*** Task material Section Begins ***

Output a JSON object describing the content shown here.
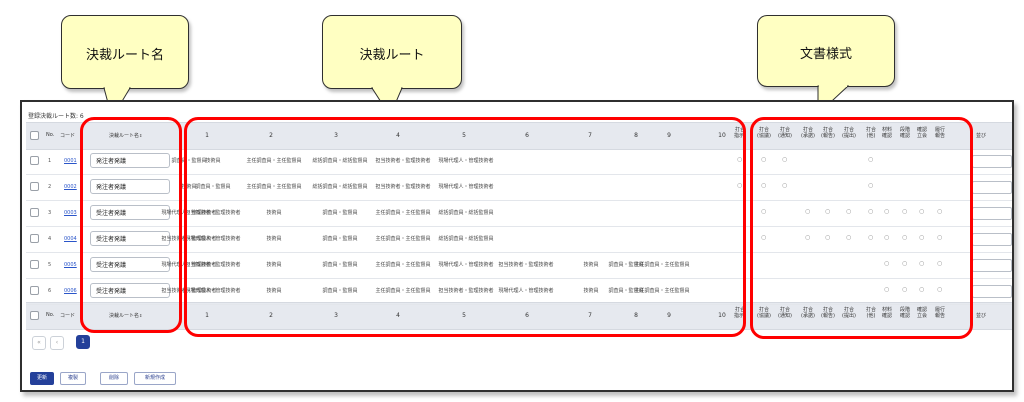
{
  "callouts": {
    "route_name": "決裁ルート名",
    "route": "決裁ルート",
    "doc_style": "文書様式"
  },
  "list": {
    "count_label": "登録決裁ルート数: 6",
    "header": {
      "no": "No.",
      "code": "コード",
      "route_name": "決裁ルート名",
      "route_cols": [
        "1",
        "2",
        "3",
        "4",
        "5",
        "6",
        "7",
        "8",
        "9",
        "10"
      ],
      "doc_cols": [
        [
          "打合",
          "指示)"
        ],
        [
          "打合",
          "(協議)"
        ],
        [
          "打合",
          "(通知)"
        ],
        [
          "打合",
          "(承諾)"
        ],
        [
          "打合",
          "(報告)"
        ],
        [
          "打合",
          "(提出)"
        ],
        [
          "打合",
          "(他)"
        ],
        [
          "材料",
          "確認"
        ],
        [
          "段階",
          "確認"
        ],
        [
          "確認",
          "立会"
        ],
        [
          "履行",
          "報告"
        ]
      ],
      "sort": "並び"
    },
    "rows": [
      {
        "no": "1",
        "code": "0001",
        "name": "発注者発議",
        "route": [
          "調査員・監督員",
          "技術員",
          "主任調査員・主任監督員",
          "総括調査員・総括監督員",
          "担当技術者・監理技術者",
          "現場代理人・管理技術者",
          "",
          "",
          "",
          ""
        ],
        "docs": [
          true,
          true,
          true,
          false,
          false,
          false,
          true,
          false,
          false,
          false,
          false
        ]
      },
      {
        "no": "2",
        "code": "0002",
        "name": "発注者発議",
        "route": [
          "技術員",
          "調査員・監督員",
          "主任調査員・主任監督員",
          "総括調査員・総括監督員",
          "担当技術者・監理技術者",
          "現場代理人・管理技術者",
          "",
          "",
          "",
          ""
        ],
        "docs": [
          true,
          true,
          true,
          false,
          false,
          false,
          true,
          false,
          false,
          false,
          false
        ]
      },
      {
        "no": "3",
        "code": "0003",
        "name": "受注者発議",
        "route": [
          "現場代理人・管理技術者",
          "担当技術者・監理技術者",
          "技術員",
          "調査員・監督員",
          "主任調査員・主任監督員",
          "総括調査員・総括監督員",
          "",
          "",
          "",
          ""
        ],
        "docs": [
          false,
          true,
          false,
          true,
          true,
          true,
          true,
          true,
          true,
          true,
          true
        ]
      },
      {
        "no": "4",
        "code": "0004",
        "name": "受注者発議",
        "route": [
          "担当技術者・監理技術者",
          "現場代理人・管理技術者",
          "技術員",
          "調査員・監督員",
          "主任調査員・主任監督員",
          "総括調査員・総括監督員",
          "",
          "",
          "",
          ""
        ],
        "docs": [
          false,
          true,
          false,
          true,
          true,
          true,
          true,
          true,
          true,
          true,
          true
        ]
      },
      {
        "no": "5",
        "code": "0005",
        "name": "受注者発議",
        "route": [
          "現場代理人・管理技術者",
          "担当技術者・監理技術者",
          "技術員",
          "調査員・監督員",
          "主任調査員・主任監督員",
          "現場代理人・管理技術者",
          "担当技術者・監理技術者",
          "技術員",
          "調査員・監督員",
          "主任調査員・主任監督員"
        ],
        "docs": [
          false,
          false,
          false,
          false,
          false,
          false,
          false,
          true,
          true,
          true,
          true
        ]
      },
      {
        "no": "6",
        "code": "0006",
        "name": "受注者発議",
        "route": [
          "担当技術者・監理技術者",
          "現場代理人・管理技術者",
          "技術員",
          "調査員・監督員",
          "主任調査員・主任監督員",
          "担当技術者・監理技術者",
          "現場代理人・管理技術者",
          "技術員",
          "調査員・監督員",
          "主任調査員・主任監督員"
        ],
        "docs": [
          false,
          false,
          false,
          false,
          false,
          false,
          false,
          true,
          true,
          true,
          true
        ]
      }
    ],
    "circle_glyph": "○",
    "sort_glyph": "⇕"
  },
  "pagination": {
    "prev": "«",
    "prev_single": "‹",
    "current": "1"
  },
  "actions": {
    "update": "更新",
    "copy": "複製",
    "delete": "削除",
    "create": "新規作成"
  },
  "colors": {
    "highlight": "#ff0000",
    "callout_bg": "#ffffc2",
    "primary": "#24409a",
    "link": "#2a55c9"
  }
}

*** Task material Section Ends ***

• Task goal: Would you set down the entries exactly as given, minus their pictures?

• Result of this task:
Output a JSON object describing the content shown here.
{
  "callouts": {
    "route_name": "決裁ルート名",
    "route": "決裁ルート",
    "doc_style": "文書様式"
  },
  "list": {
    "count_label": "登録決裁ルート数: 6",
    "header": {
      "no": "No.",
      "code": "コード",
      "route_name": "決裁ルート名",
      "route_cols": [
        "1",
        "2",
        "3",
        "4",
        "5",
        "6",
        "7",
        "8",
        "9",
        "10"
      ],
      "doc_cols": [
        [
          "打合",
          "指示)"
        ],
        [
          "打合",
          "(協議)"
        ],
        [
          "打合",
          "(通知)"
        ],
        [
          "打合",
          "(承諾)"
        ],
        [
          "打合",
          "(報告)"
        ],
        [
          "打合",
          "(提出)"
        ],
        [
          "打合",
          "(他)"
        ],
        [
          "材料",
          "確認"
        ],
        [
          "段階",
          "確認"
        ],
        [
          "確認",
          "立会"
        ],
        [
          "履行",
          "報告"
        ]
      ],
      "sort": "並び"
    },
    "rows": [
      {
        "no": "1",
        "code": "0001",
        "name": "発注者発議",
        "route": [
          "調査員・監督員",
          "技術員",
          "主任調査員・主任監督員",
          "総括調査員・総括監督員",
          "担当技術者・監理技術者",
          "現場代理人・管理技術者",
          "",
          "",
          "",
          ""
        ],
        "docs": [
          true,
          true,
          true,
          false,
          false,
          false,
          true,
          false,
          false,
          false,
          false
        ]
      },
      {
        "no": "2",
        "code": "0002",
        "name": "発注者発議",
        "route": [
          "技術員",
          "調査員・監督員",
          "主任調査員・主任監督員",
          "総括調査員・総括監督員",
          "担当技術者・監理技術者",
          "現場代理人・管理技術者",
          "",
          "",
          "",
          ""
        ],
        "docs": [
          true,
          true,
          true,
          false,
          false,
          false,
          true,
          false,
          false,
          false,
          false
        ]
      },
      {
        "no": "3",
        "code": "0003",
        "name": "受注者発議",
        "route": [
          "現場代理人・管理技術者",
          "担当技術者・監理技術者",
          "技術員",
          "調査員・監督員",
          "主任調査員・主任監督員",
          "総括調査員・総括監督員",
          "",
          "",
          "",
          ""
        ],
        "docs": [
          false,
          true,
          false,
          true,
          true,
          true,
          true,
          true,
          true,
          true,
          true
        ]
      },
      {
        "no": "4",
        "code": "0004",
        "name": "受注者発議",
        "route": [
          "担当技術者・監理技術者",
          "現場代理人・管理技術者",
          "技術員",
          "調査員・監督員",
          "主任調査員・主任監督員",
          "総括調査員・総括監督員",
          "",
          "",
          "",
          ""
        ],
        "docs": [
          false,
          true,
          false,
          true,
          true,
          true,
          true,
          true,
          true,
          true,
          true
        ]
      },
      {
        "no": "5",
        "code": "0005",
        "name": "受注者発議",
        "route": [
          "現場代理人・管理技術者",
          "担当技術者・監理技術者",
          "技術員",
          "調査員・監督員",
          "主任調査員・主任監督員",
          "現場代理人・管理技術者",
          "担当技術者・監理技術者",
          "技術員",
          "調査員・監督員",
          "主任調査員・主任監督員"
        ],
        "docs": [
          false,
          false,
          false,
          false,
          false,
          false,
          false,
          true,
          true,
          true,
          true
        ]
      },
      {
        "no": "6",
        "code": "0006",
        "name": "受注者発議",
        "route": [
          "担当技術者・監理技術者",
          "現場代理人・管理技術者",
          "技術員",
          "調査員・監督員",
          "主任調査員・主任監督員",
          "担当技術者・監理技術者",
          "現場代理人・管理技術者",
          "技術員",
          "調査員・監督員",
          "主任調査員・主任監督員"
        ],
        "docs": [
          false,
          false,
          false,
          false,
          false,
          false,
          false,
          true,
          true,
          true,
          true
        ]
      }
    ],
    "circle_glyph": "○",
    "sort_glyph": "⇕"
  },
  "pagination": {
    "prev": "«",
    "prev_single": "‹",
    "current": "1"
  },
  "actions": {
    "update": "更新",
    "copy": "複製",
    "delete": "削除",
    "create": "新規作成"
  },
  "colors": {
    "highlight": "#ff0000",
    "callout_bg": "#ffffc2",
    "primary": "#24409a",
    "link": "#2a55c9"
  }
}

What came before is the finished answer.